The Oceans Affect on Climate

The Oceans Effect on Climate
As the ocean absorbs incoming sunlight, its surface warms, the
ocean takes longer to heat up than land but it also takes longer to
cool down. This is known as specific heat, the ocean is like a heat
sink. The ocean emits (gives off) some of its heat up into the
atmosphere, both in the form of thermal energy and water vapor,
creating winds, and rain clouds due to evaporation of the ocean. In
turn, surface winds push against the surface of the ocean, creating
currents that help control the distribution of warm and cold waters
around the globe. Typically warm water from the equator is moved
toward the poles.
Where surface waters are cooler, they allow even colder, deeper
depths to up-well (come up to the surface). Where sea surface
temperatures are cold, local air temperatures also tend to be cooler
due to the surface winds dragging across the water. On the other
hand, where sea surface temperatures are warm, local air

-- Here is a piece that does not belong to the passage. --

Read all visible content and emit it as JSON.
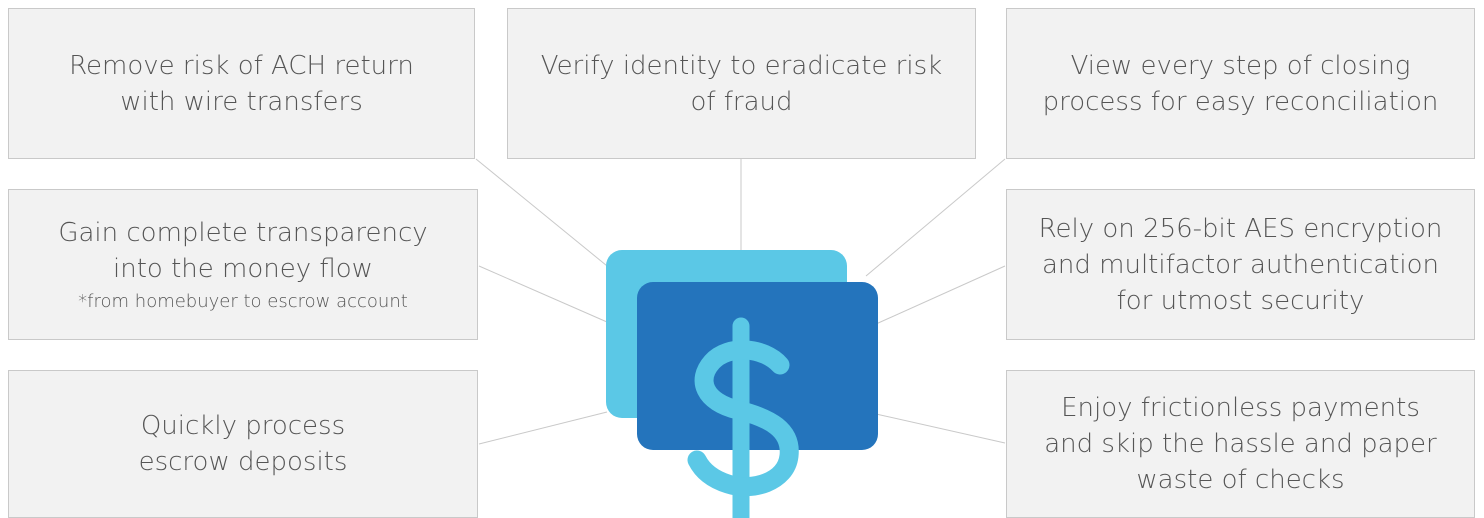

temperatures tend to be warmer due the heat emitted by the water.